START Listed records
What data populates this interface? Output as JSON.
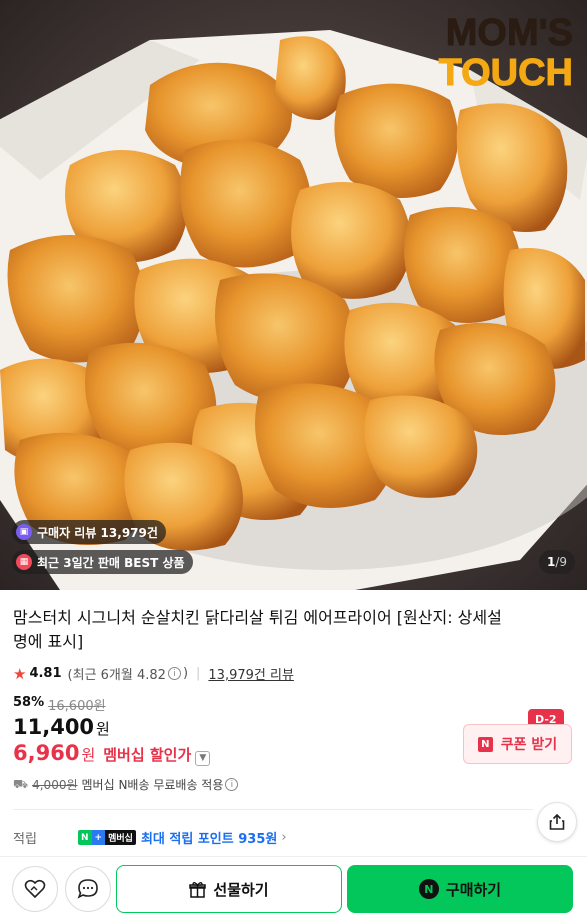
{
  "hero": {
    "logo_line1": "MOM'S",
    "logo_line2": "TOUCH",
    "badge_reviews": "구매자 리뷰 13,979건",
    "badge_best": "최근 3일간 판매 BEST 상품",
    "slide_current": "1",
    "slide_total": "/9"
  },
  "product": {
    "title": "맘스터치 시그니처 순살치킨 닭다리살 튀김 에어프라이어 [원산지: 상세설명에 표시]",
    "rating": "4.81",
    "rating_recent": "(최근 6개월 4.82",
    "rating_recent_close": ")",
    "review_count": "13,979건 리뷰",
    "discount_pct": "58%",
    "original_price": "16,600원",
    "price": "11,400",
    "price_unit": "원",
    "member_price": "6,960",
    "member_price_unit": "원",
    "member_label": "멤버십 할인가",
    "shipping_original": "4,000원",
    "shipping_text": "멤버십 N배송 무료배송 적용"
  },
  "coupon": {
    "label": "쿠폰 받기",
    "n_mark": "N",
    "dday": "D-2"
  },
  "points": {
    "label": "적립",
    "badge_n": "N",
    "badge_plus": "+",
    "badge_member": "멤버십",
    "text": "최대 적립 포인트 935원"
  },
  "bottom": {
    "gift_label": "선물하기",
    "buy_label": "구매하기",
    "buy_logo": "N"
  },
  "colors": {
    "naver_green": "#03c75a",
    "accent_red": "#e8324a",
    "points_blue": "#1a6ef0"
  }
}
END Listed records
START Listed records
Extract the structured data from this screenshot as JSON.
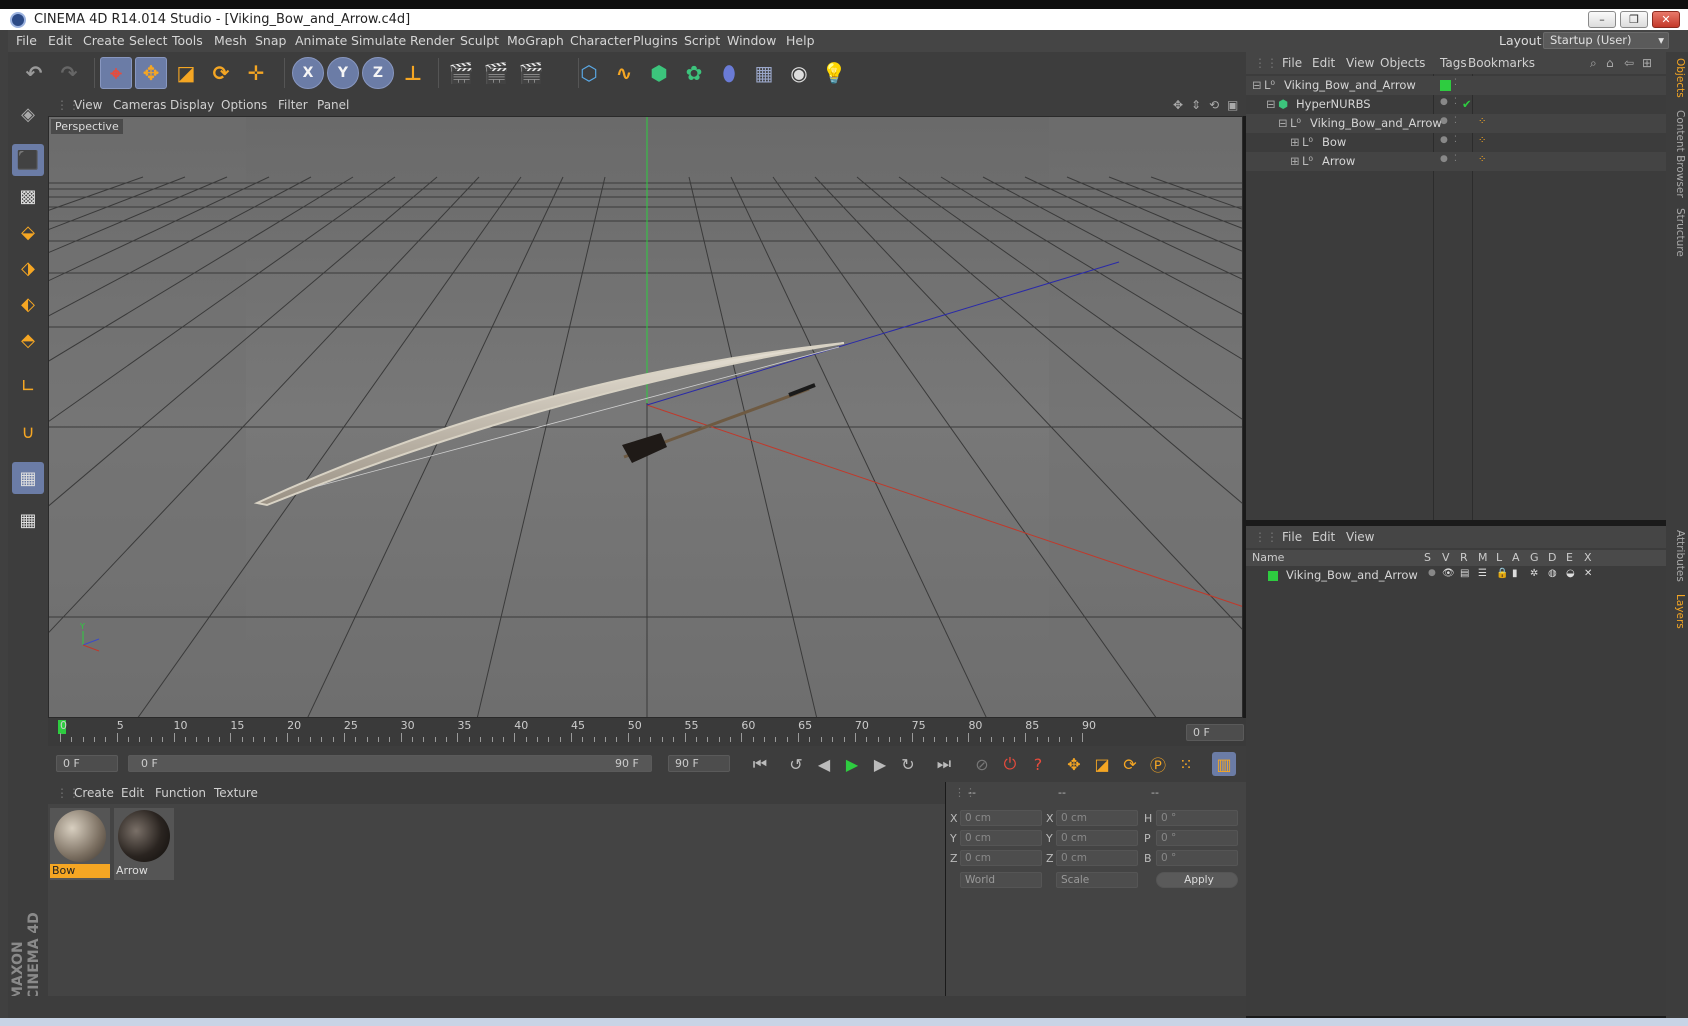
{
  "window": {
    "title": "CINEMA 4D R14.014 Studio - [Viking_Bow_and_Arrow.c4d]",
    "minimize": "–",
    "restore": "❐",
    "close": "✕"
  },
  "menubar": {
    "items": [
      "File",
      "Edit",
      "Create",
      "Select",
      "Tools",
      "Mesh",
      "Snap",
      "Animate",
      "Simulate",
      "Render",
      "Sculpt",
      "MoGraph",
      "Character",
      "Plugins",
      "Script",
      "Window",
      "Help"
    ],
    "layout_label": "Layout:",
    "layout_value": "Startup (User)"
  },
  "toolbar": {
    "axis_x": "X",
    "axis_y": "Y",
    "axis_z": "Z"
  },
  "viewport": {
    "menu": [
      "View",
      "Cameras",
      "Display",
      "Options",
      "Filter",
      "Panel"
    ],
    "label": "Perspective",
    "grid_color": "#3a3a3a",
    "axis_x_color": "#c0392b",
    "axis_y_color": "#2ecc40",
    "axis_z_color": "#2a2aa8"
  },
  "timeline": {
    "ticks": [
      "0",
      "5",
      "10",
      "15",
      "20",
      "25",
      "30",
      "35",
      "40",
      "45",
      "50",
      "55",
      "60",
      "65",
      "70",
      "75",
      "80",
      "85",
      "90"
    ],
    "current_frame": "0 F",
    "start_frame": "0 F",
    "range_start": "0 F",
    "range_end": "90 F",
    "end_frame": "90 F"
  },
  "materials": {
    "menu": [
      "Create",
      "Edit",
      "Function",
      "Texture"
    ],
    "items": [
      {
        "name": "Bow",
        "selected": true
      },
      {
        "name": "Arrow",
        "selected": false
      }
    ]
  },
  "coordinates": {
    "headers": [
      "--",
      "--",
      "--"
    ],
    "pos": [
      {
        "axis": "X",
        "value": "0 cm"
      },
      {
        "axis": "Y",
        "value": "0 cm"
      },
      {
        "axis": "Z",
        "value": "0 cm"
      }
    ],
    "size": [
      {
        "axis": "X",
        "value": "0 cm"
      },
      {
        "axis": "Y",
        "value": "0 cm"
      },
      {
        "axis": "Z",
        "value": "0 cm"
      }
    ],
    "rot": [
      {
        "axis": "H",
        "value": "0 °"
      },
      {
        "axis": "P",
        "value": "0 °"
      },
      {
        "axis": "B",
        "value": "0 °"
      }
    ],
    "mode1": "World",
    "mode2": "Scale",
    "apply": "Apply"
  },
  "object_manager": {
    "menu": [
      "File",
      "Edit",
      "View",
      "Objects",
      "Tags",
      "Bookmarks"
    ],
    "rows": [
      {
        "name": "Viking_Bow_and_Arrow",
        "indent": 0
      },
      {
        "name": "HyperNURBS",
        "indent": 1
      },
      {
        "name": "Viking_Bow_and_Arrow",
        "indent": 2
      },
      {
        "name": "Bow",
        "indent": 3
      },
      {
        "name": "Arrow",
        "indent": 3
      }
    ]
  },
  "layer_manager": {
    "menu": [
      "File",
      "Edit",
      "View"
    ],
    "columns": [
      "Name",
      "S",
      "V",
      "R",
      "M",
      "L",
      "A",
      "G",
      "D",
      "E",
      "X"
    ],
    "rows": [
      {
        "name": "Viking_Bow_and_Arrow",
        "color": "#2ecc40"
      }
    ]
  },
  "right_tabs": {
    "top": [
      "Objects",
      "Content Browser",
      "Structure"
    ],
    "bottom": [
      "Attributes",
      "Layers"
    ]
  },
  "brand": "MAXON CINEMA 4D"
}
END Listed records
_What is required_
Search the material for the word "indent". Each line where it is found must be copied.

_Solution to this problem_
        "indent": 0
        "indent": 1
        "indent": 2
        "indent": 3
        "indent": 3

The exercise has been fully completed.